◆ **DATASET EXCERPTS**
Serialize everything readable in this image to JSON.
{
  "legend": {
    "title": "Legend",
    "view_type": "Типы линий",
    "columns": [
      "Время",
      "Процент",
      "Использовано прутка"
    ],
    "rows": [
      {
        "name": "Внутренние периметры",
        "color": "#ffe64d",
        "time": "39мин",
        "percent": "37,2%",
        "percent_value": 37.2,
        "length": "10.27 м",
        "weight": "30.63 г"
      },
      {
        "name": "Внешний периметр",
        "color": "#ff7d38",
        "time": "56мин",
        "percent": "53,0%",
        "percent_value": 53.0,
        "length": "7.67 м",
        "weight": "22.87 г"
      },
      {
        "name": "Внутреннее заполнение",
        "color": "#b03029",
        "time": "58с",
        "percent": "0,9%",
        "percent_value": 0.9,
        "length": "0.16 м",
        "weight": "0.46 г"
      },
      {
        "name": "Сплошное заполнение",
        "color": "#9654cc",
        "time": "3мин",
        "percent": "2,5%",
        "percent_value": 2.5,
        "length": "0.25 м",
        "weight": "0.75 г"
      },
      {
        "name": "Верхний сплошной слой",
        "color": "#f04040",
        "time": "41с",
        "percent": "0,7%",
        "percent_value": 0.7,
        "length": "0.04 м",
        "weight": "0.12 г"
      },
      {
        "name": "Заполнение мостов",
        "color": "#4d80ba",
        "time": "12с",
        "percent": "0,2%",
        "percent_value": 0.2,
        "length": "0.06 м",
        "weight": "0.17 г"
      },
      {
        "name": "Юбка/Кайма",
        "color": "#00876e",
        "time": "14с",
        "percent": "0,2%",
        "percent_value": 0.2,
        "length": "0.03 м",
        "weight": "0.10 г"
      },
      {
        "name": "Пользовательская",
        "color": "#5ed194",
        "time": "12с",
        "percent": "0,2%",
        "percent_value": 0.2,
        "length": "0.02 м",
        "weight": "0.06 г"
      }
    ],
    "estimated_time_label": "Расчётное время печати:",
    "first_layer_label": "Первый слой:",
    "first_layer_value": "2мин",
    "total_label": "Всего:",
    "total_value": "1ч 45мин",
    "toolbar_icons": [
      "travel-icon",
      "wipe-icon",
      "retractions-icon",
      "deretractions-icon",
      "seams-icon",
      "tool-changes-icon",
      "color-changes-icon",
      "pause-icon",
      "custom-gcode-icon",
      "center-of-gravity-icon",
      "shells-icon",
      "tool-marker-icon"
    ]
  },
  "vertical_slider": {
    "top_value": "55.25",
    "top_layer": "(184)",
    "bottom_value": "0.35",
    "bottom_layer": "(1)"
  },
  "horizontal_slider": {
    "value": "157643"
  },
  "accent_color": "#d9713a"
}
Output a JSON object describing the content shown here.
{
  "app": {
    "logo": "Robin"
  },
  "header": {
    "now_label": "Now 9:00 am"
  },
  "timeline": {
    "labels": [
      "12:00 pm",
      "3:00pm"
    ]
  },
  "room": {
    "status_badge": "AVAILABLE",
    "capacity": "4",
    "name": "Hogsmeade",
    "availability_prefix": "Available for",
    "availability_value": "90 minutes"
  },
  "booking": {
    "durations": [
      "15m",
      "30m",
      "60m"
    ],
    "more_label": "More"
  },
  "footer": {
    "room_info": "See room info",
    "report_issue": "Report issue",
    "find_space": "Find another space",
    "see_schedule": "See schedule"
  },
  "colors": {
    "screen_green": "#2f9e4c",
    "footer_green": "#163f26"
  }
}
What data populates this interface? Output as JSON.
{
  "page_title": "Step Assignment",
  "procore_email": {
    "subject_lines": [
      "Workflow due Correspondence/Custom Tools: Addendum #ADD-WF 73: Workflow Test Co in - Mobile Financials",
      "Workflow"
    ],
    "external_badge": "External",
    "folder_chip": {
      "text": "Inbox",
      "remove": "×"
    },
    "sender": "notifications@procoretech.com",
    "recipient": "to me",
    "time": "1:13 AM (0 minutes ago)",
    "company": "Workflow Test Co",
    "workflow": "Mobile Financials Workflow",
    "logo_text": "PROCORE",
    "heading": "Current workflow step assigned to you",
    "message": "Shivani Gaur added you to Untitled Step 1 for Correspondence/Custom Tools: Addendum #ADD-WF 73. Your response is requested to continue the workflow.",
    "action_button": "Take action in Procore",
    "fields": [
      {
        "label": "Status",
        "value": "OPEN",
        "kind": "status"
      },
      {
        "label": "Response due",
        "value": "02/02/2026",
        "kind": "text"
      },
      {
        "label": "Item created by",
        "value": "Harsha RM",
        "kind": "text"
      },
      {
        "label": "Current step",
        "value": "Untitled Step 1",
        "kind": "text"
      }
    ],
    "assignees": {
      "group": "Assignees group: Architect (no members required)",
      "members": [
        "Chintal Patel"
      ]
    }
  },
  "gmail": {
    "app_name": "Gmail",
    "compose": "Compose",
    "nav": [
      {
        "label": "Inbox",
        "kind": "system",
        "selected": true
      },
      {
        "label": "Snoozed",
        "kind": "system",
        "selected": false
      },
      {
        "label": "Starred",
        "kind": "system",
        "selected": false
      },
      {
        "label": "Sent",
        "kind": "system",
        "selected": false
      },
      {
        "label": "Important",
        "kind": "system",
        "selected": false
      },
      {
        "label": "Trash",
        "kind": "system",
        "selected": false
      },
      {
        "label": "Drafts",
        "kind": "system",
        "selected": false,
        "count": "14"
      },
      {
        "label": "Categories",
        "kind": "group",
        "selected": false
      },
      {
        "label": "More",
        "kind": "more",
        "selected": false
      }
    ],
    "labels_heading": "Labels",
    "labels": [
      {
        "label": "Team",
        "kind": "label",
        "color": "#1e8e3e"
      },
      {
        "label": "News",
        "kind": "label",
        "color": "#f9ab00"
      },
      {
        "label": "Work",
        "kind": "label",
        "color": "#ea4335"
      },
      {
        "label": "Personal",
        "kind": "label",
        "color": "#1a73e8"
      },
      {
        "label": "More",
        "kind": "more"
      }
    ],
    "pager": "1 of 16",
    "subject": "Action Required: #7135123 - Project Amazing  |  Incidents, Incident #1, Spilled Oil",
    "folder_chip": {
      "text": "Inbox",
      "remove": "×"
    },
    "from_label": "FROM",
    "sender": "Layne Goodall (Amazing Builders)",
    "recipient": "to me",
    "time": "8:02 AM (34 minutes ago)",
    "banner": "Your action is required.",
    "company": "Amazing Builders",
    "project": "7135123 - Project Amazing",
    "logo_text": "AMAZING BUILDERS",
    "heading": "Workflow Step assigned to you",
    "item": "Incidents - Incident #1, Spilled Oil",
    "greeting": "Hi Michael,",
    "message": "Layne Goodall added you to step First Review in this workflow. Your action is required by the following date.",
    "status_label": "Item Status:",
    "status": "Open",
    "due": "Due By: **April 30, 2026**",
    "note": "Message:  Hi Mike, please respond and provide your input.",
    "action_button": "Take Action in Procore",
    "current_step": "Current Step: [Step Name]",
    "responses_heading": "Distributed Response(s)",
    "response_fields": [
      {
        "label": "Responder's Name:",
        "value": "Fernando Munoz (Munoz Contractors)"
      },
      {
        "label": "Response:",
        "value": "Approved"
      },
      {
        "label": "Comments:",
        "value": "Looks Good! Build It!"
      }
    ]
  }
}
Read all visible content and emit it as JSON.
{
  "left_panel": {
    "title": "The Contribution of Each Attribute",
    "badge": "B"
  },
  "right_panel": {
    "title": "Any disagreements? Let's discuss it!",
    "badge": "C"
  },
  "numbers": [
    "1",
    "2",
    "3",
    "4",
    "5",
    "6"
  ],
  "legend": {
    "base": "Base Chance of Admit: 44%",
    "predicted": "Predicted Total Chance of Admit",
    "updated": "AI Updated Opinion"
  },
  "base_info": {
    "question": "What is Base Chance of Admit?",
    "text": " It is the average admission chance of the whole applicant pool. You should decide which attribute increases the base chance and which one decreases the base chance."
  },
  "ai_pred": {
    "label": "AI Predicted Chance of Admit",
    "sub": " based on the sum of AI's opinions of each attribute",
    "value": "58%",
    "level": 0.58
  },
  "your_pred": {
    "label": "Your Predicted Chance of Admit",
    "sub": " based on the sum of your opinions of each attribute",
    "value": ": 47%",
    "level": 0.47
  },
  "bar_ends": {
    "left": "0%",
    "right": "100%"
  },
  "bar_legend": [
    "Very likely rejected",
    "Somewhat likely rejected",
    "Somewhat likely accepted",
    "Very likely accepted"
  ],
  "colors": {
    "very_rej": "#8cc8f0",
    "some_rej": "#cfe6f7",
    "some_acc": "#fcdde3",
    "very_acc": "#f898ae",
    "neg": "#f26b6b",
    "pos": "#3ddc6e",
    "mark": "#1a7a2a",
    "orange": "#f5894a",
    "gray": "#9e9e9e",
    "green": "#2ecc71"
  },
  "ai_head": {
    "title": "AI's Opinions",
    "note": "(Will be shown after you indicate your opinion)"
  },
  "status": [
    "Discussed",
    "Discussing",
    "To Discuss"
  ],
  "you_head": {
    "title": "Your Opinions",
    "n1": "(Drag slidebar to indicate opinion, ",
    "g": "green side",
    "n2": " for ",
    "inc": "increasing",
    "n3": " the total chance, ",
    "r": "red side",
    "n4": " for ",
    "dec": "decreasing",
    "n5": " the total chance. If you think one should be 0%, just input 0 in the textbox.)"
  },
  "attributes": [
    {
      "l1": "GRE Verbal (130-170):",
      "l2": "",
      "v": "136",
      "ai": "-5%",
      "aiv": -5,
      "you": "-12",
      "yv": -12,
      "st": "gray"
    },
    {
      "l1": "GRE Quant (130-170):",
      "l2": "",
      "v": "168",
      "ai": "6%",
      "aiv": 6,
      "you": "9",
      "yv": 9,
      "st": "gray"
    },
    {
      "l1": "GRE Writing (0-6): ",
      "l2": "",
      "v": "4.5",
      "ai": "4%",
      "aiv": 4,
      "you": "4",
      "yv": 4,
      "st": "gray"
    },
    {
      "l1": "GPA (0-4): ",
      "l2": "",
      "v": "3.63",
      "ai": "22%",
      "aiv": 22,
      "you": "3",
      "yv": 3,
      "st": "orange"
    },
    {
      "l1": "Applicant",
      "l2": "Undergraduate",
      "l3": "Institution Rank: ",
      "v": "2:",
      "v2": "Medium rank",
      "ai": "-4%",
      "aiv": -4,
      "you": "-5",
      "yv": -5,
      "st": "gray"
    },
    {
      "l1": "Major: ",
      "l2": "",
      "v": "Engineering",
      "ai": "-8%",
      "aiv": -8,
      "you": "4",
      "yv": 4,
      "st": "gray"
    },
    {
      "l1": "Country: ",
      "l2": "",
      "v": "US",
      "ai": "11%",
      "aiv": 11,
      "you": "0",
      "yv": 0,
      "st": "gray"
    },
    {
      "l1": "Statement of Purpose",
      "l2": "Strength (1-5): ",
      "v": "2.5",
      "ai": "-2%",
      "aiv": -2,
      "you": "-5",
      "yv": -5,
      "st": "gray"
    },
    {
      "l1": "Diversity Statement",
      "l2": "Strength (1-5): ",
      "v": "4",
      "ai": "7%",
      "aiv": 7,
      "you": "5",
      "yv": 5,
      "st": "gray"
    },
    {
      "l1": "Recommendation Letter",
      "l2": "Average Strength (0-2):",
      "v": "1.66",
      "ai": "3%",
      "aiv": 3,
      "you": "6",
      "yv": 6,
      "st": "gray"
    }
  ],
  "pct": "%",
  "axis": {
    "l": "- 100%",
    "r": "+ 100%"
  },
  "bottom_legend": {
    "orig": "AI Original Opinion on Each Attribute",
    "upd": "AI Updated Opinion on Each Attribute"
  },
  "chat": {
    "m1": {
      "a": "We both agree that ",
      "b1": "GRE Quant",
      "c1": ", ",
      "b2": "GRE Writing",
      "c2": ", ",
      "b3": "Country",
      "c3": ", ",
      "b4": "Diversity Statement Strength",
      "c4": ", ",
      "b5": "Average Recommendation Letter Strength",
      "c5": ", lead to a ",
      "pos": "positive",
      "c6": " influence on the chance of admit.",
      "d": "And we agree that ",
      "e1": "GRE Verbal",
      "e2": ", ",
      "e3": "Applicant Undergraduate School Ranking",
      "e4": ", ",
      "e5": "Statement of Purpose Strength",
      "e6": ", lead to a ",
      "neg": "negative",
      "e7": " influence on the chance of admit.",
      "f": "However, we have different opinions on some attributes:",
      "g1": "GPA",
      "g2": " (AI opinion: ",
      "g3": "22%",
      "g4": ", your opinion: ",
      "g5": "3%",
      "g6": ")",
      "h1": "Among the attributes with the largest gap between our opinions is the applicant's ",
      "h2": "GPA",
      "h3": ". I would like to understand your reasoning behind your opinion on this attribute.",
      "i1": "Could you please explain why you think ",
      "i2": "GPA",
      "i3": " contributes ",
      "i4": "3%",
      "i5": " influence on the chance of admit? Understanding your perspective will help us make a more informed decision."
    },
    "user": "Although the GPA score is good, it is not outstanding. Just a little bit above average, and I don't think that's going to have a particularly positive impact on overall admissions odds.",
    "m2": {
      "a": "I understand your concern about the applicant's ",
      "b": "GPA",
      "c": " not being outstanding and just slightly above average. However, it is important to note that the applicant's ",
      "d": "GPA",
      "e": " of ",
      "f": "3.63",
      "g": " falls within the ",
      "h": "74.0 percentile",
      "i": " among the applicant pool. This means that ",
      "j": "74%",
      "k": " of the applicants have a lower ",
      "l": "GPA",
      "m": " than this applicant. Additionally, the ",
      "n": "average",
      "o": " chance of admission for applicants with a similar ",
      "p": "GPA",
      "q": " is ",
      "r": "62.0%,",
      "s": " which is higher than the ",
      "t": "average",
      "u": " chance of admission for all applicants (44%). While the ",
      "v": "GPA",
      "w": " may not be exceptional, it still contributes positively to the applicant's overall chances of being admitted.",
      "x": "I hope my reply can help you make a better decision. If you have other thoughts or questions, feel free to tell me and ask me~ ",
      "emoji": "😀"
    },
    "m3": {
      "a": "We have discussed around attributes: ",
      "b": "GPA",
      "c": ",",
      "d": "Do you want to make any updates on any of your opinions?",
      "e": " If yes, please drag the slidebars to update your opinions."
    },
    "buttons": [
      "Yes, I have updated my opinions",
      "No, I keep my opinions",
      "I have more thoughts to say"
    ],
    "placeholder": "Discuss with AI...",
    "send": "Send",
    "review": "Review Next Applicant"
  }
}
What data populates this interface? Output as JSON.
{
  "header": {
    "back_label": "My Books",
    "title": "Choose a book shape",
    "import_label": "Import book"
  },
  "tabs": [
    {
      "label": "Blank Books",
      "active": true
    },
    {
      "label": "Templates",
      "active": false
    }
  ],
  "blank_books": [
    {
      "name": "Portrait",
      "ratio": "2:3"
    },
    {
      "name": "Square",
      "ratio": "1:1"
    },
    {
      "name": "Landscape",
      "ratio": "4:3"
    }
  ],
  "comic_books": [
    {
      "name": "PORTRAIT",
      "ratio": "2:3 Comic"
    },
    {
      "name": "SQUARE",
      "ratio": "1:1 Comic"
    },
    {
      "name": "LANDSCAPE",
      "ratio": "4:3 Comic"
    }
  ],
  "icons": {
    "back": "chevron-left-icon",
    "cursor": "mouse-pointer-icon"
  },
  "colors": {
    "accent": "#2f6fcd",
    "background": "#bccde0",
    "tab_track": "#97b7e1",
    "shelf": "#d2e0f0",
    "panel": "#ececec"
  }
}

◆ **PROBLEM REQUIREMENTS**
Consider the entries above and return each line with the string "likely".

◆ **ANSWER**
    "Very likely rejected",
    "Somewhat likely rejected",
    "Somewhat likely accepted",
    "Very likely accepted"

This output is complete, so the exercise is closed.